Task to carry out –
Pull every line containing "Engineering" from the listing below.

Records for the exercise –

▽

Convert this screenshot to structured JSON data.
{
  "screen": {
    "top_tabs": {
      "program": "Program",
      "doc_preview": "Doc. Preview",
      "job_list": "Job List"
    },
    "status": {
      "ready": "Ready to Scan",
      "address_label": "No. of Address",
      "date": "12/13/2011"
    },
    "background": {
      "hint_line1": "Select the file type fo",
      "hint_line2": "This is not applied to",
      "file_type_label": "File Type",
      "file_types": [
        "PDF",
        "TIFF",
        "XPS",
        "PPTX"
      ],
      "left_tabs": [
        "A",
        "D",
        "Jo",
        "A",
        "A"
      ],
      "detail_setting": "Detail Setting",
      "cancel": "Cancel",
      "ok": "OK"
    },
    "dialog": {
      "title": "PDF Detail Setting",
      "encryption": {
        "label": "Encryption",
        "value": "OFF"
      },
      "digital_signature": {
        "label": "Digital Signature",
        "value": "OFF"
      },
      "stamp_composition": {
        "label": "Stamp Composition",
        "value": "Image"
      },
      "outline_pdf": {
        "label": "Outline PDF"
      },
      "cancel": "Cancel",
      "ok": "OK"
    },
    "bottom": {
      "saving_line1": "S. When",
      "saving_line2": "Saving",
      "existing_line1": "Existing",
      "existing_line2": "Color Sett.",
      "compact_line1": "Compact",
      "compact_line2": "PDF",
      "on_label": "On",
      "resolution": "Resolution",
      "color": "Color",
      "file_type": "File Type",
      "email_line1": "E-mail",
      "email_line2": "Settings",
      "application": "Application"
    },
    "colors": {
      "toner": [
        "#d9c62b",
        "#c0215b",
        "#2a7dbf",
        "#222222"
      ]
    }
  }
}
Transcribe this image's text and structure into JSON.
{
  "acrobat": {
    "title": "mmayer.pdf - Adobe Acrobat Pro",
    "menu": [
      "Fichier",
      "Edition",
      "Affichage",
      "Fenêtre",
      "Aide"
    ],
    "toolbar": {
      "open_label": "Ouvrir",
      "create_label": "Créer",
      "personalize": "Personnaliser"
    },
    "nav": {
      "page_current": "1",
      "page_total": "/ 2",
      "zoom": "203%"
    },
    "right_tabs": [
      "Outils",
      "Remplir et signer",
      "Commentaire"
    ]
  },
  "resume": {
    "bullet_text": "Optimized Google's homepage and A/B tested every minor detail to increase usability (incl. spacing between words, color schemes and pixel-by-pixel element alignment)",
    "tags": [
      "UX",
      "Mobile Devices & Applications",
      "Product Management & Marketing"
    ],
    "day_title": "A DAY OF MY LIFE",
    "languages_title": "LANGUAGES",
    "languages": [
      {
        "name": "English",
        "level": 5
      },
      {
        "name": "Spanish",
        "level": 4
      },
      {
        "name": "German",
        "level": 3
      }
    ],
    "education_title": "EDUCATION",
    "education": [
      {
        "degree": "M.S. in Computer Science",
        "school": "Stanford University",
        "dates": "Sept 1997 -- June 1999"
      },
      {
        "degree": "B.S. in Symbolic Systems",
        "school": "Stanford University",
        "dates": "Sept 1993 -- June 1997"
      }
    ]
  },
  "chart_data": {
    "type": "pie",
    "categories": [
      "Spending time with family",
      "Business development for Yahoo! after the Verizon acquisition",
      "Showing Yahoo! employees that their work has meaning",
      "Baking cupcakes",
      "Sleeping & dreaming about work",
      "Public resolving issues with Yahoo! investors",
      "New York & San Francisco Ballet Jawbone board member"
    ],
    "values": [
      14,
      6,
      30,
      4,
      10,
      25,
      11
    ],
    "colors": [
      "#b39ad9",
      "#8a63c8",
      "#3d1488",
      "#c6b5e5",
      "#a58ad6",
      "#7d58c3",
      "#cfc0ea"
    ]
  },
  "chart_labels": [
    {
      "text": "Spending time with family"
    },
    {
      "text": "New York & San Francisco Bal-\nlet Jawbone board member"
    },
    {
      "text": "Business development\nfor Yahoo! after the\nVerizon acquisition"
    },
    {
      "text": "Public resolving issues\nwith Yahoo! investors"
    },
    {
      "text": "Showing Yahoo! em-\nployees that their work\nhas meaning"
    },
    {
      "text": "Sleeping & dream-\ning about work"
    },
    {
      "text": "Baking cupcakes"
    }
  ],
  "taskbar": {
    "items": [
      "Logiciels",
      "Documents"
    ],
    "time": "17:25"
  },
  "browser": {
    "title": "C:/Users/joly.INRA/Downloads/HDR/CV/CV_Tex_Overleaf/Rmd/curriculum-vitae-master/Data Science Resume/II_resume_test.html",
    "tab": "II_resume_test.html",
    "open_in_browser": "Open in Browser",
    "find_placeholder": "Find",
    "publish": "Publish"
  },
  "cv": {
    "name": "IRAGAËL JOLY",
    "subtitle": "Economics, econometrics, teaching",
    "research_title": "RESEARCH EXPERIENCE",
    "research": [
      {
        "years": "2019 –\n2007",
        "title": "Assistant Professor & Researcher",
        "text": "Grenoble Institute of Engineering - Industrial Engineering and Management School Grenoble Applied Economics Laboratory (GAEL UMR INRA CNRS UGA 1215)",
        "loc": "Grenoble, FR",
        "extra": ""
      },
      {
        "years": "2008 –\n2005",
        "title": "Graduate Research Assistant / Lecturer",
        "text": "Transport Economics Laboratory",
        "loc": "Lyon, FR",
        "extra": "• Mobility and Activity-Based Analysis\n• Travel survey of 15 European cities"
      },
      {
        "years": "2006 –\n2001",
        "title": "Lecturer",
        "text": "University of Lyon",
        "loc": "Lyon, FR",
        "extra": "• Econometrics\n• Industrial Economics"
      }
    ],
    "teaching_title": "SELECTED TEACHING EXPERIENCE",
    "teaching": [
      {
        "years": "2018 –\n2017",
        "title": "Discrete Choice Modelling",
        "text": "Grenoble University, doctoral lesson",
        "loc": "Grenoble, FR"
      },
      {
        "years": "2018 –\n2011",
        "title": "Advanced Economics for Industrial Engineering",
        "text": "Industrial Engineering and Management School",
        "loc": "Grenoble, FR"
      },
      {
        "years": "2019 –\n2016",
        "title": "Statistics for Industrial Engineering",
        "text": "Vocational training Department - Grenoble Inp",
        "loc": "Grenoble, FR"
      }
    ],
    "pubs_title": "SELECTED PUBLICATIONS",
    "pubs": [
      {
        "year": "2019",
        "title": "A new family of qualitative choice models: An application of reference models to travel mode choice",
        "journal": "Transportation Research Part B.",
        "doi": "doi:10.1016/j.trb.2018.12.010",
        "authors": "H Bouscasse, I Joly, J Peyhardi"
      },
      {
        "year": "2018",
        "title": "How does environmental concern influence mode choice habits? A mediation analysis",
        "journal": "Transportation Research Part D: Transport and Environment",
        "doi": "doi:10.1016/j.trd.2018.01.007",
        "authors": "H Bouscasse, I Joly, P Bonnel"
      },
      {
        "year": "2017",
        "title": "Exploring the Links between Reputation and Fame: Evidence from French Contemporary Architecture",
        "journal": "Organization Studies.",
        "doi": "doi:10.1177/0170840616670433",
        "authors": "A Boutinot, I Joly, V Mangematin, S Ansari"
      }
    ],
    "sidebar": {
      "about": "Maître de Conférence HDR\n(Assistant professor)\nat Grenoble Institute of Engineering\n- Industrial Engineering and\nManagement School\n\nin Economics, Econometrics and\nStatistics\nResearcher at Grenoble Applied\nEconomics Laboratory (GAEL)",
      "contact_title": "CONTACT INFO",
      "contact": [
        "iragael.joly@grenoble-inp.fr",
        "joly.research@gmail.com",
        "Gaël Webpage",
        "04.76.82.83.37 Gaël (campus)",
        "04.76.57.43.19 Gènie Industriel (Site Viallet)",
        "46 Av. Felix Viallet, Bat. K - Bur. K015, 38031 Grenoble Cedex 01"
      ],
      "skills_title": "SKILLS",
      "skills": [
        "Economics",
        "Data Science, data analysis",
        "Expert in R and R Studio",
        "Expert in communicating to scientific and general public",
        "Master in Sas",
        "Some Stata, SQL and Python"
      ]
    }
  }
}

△

Solution to this exercise –
        "text": "Grenoble Institute of Engineering - Industrial Engineering and Management School Grenoble Applied Economics Laboratory (GAEL UMR INRA CNRS UGA 1215)",
        "title": "Advanced Economics for Industrial Engineering",
        "text": "Industrial Engineering and Management School",
        "title": "Statistics for Industrial Engineering",
      "about": "Maître de Conférence HDR\n(Assistant professor)\nat Grenoble Institute of Engineering\n- Industrial Engineering and\nManagement School\n\nin Economics, Econometrics and\nStatistics\nResearcher at Grenoble Applied\nEconomics Laboratory (GAEL)",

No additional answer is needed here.